Component data from apps and pages
- - -
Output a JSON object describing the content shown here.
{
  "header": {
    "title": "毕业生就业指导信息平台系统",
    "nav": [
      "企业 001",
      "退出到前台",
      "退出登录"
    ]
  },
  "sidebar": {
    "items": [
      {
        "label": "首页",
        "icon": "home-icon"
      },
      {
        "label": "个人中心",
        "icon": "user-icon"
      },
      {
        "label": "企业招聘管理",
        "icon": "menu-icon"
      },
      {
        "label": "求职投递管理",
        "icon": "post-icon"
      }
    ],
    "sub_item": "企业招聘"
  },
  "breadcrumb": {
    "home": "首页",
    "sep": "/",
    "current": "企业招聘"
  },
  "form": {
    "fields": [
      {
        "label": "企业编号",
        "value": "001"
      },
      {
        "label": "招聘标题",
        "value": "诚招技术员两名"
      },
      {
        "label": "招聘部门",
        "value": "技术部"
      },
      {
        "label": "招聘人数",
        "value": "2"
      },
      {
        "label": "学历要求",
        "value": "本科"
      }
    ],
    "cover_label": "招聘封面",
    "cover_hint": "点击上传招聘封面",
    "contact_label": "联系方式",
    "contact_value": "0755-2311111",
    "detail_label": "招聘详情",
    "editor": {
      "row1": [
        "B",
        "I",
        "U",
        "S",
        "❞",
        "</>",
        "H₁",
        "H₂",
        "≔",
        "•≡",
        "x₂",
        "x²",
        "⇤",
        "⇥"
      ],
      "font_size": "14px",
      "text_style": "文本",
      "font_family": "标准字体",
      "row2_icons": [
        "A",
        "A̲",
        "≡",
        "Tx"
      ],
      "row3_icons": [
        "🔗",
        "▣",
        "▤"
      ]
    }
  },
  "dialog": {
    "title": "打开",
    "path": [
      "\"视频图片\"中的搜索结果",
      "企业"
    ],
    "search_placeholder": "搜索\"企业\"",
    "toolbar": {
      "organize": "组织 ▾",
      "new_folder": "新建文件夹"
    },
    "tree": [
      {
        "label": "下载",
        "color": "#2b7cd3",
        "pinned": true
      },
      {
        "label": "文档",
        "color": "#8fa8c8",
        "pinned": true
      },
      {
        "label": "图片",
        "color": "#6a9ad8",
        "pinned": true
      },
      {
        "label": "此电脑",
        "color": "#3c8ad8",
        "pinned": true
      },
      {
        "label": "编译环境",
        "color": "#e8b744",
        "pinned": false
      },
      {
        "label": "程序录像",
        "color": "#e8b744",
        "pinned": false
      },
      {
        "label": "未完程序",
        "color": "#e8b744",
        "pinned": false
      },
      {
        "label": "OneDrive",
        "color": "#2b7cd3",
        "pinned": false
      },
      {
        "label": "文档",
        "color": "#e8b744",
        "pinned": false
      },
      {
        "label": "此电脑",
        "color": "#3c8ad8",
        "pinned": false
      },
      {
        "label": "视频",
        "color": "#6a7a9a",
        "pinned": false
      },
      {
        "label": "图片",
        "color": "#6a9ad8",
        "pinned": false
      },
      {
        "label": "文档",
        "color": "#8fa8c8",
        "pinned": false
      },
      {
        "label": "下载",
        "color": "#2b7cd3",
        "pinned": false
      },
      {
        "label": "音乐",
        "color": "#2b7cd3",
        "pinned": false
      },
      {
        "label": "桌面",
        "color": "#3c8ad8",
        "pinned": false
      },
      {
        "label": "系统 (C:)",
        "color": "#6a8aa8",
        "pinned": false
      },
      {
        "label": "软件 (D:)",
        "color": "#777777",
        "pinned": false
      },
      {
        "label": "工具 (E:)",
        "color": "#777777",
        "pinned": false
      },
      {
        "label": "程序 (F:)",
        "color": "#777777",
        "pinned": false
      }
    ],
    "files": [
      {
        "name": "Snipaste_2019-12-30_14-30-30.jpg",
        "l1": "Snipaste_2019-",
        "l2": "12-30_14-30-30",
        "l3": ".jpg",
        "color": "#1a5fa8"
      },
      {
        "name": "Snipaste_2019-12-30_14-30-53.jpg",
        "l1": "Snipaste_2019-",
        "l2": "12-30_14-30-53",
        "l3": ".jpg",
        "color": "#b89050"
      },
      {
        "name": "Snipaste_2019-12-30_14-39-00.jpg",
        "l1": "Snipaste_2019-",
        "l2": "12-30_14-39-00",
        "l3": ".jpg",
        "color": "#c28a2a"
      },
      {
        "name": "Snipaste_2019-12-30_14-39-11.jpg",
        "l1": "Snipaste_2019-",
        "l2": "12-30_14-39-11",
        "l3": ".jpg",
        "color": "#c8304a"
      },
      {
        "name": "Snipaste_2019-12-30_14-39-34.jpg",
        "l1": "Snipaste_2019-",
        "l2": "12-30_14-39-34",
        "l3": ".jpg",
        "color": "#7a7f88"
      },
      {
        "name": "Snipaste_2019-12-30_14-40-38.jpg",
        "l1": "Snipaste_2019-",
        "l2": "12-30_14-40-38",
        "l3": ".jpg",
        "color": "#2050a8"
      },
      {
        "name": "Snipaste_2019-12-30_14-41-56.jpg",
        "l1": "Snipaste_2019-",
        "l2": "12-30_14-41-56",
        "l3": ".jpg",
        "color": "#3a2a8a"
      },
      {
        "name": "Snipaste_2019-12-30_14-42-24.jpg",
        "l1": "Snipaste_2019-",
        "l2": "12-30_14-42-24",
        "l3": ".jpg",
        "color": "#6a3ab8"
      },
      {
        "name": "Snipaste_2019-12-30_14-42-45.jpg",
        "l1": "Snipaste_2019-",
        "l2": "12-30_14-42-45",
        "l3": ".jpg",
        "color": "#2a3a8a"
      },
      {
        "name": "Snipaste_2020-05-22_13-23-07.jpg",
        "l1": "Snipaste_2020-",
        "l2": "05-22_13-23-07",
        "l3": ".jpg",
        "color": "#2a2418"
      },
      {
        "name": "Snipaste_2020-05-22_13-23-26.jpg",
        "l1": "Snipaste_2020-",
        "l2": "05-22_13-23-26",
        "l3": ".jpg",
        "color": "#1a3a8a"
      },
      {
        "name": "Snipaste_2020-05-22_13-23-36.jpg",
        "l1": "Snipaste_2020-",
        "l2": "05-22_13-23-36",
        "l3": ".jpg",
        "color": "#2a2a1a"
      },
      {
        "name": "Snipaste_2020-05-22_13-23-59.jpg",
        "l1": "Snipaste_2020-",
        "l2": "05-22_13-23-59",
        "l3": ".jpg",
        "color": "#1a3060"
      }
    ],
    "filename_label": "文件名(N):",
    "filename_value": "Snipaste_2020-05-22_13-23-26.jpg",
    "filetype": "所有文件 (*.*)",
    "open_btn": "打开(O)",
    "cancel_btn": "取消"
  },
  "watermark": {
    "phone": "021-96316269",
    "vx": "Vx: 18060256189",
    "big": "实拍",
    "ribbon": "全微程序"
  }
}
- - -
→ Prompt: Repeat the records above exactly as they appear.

→ Answer below:
Output a JSON object describing the content shown here.
{
  "header": {
    "title": "毕业生就业指导信息平台系统",
    "nav": [
      "企业 001",
      "退出到前台",
      "退出登录"
    ]
  },
  "sidebar": {
    "items": [
      {
        "label": "首页",
        "icon": "home-icon"
      },
      {
        "label": "个人中心",
        "icon": "user-icon"
      },
      {
        "label": "企业招聘管理",
        "icon": "menu-icon"
      },
      {
        "label": "求职投递管理",
        "icon": "post-icon"
      }
    ],
    "sub_item": "企业招聘"
  },
  "breadcrumb": {
    "home": "首页",
    "sep": "/",
    "current": "企业招聘"
  },
  "form": {
    "fields": [
      {
        "label": "企业编号",
        "value": "001"
      },
      {
        "label": "招聘标题",
        "value": "诚招技术员两名"
      },
      {
        "label": "招聘部门",
        "value": "技术部"
      },
      {
        "label": "招聘人数",
        "value": "2"
      },
      {
        "label": "学历要求",
        "value": "本科"
      }
    ],
    "cover_label": "招聘封面",
    "cover_hint": "点击上传招聘封面",
    "contact_label": "联系方式",
    "contact_value": "0755-2311111",
    "detail_label": "招聘详情",
    "editor": {
      "row1": [
        "B",
        "I",
        "U",
        "S",
        "❞",
        "</>",
        "H₁",
        "H₂",
        "≔",
        "•≡",
        "x₂",
        "x²",
        "⇤",
        "⇥"
      ],
      "font_size": "14px",
      "text_style": "文本",
      "font_family": "标准字体",
      "row2_icons": [
        "A",
        "A̲",
        "≡",
        "Tx"
      ],
      "row3_icons": [
        "🔗",
        "▣",
        "▤"
      ]
    }
  },
  "dialog": {
    "title": "打开",
    "path": [
      "\"视频图片\"中的搜索结果",
      "企业"
    ],
    "search_placeholder": "搜索\"企业\"",
    "toolbar": {
      "organize": "组织 ▾",
      "new_folder": "新建文件夹"
    },
    "tree": [
      {
        "label": "下载",
        "color": "#2b7cd3",
        "pinned": true
      },
      {
        "label": "文档",
        "color": "#8fa8c8",
        "pinned": true
      },
      {
        "label": "图片",
        "color": "#6a9ad8",
        "pinned": true
      },
      {
        "label": "此电脑",
        "color": "#3c8ad8",
        "pinned": true
      },
      {
        "label": "编译环境",
        "color": "#e8b744",
        "pinned": false
      },
      {
        "label": "程序录像",
        "color": "#e8b744",
        "pinned": false
      },
      {
        "label": "未完程序",
        "color": "#e8b744",
        "pinned": false
      },
      {
        "label": "OneDrive",
        "color": "#2b7cd3",
        "pinned": false
      },
      {
        "label": "文档",
        "color": "#e8b744",
        "pinned": false
      },
      {
        "label": "此电脑",
        "color": "#3c8ad8",
        "pinned": false
      },
      {
        "label": "视频",
        "color": "#6a7a9a",
        "pinned": false
      },
      {
        "label": "图片",
        "color": "#6a9ad8",
        "pinned": false
      },
      {
        "label": "文档",
        "color": "#8fa8c8",
        "pinned": false
      },
      {
        "label": "下载",
        "color": "#2b7cd3",
        "pinned": false
      },
      {
        "label": "音乐",
        "color": "#2b7cd3",
        "pinned": false
      },
      {
        "label": "桌面",
        "color": "#3c8ad8",
        "pinned": false
      },
      {
        "label": "系统 (C:)",
        "color": "#6a8aa8",
        "pinned": false
      },
      {
        "label": "软件 (D:)",
        "color": "#777777",
        "pinned": false
      },
      {
        "label": "工具 (E:)",
        "color": "#777777",
        "pinned": false
      },
      {
        "label": "程序 (F:)",
        "color": "#777777",
        "pinned": false
      }
    ],
    "files": [
      {
        "name": "Snipaste_2019-12-30_14-30-30.jpg",
        "l1": "Snipaste_2019-",
        "l2": "12-30_14-30-30",
        "l3": ".jpg",
        "color": "#1a5fa8"
      },
      {
        "name": "Snipaste_2019-12-30_14-30-53.jpg",
        "l1": "Snipaste_2019-",
        "l2": "12-30_14-30-53",
        "l3": ".jpg",
        "color": "#b89050"
      },
      {
        "name": "Snipaste_2019-12-30_14-39-00.jpg",
        "l1": "Snipaste_2019-",
        "l2": "12-30_14-39-00",
        "l3": ".jpg",
        "color": "#c28a2a"
      },
      {
        "name": "Snipaste_2019-12-30_14-39-11.jpg",
        "l1": "Snipaste_2019-",
        "l2": "12-30_14-39-11",
        "l3": ".jpg",
        "color": "#c8304a"
      },
      {
        "name": "Snipaste_2019-12-30_14-39-34.jpg",
        "l1": "Snipaste_2019-",
        "l2": "12-30_14-39-34",
        "l3": ".jpg",
        "color": "#7a7f88"
      },
      {
        "name": "Snipaste_2019-12-30_14-40-38.jpg",
        "l1": "Snipaste_2019-",
        "l2": "12-30_14-40-38",
        "l3": ".jpg",
        "color": "#2050a8"
      },
      {
        "name": "Snipaste_2019-12-30_14-41-56.jpg",
        "l1": "Snipaste_2019-",
        "l2": "12-30_14-41-56",
        "l3": ".jpg",
        "color": "#3a2a8a"
      },
      {
        "name": "Snipaste_2019-12-30_14-42-24.jpg",
        "l1": "Snipaste_2019-",
        "l2": "12-30_14-42-24",
        "l3": ".jpg",
        "color": "#6a3ab8"
      },
      {
        "name": "Snipaste_2019-12-30_14-42-45.jpg",
        "l1": "Snipaste_2019-",
        "l2": "12-30_14-42-45",
        "l3": ".jpg",
        "color": "#2a3a8a"
      },
      {
        "name": "Snipaste_2020-05-22_13-23-07.jpg",
        "l1": "Snipaste_2020-",
        "l2": "05-22_13-23-07",
        "l3": ".jpg",
        "color": "#2a2418"
      },
      {
        "name": "Snipaste_2020-05-22_13-23-26.jpg",
        "l1": "Snipaste_2020-",
        "l2": "05-22_13-23-26",
        "l3": ".jpg",
        "color": "#1a3a8a"
      },
      {
        "name": "Snipaste_2020-05-22_13-23-36.jpg",
        "l1": "Snipaste_2020-",
        "l2": "05-22_13-23-36",
        "l3": ".jpg",
        "color": "#2a2a1a"
      },
      {
        "name": "Snipaste_2020-05-22_13-23-59.jpg",
        "l1": "Snipaste_2020-",
        "l2": "05-22_13-23-59",
        "l3": ".jpg",
        "color": "#1a3060"
      }
    ],
    "filename_label": "文件名(N):",
    "filename_value": "Snipaste_2020-05-22_13-23-26.jpg",
    "filetype": "所有文件 (*.*)",
    "open_btn": "打开(O)",
    "cancel_btn": "取消"
  },
  "watermark": {
    "phone": "021-96316269",
    "vx": "Vx: 18060256189",
    "big": "实拍",
    "ribbon": "全微程序"
  }
}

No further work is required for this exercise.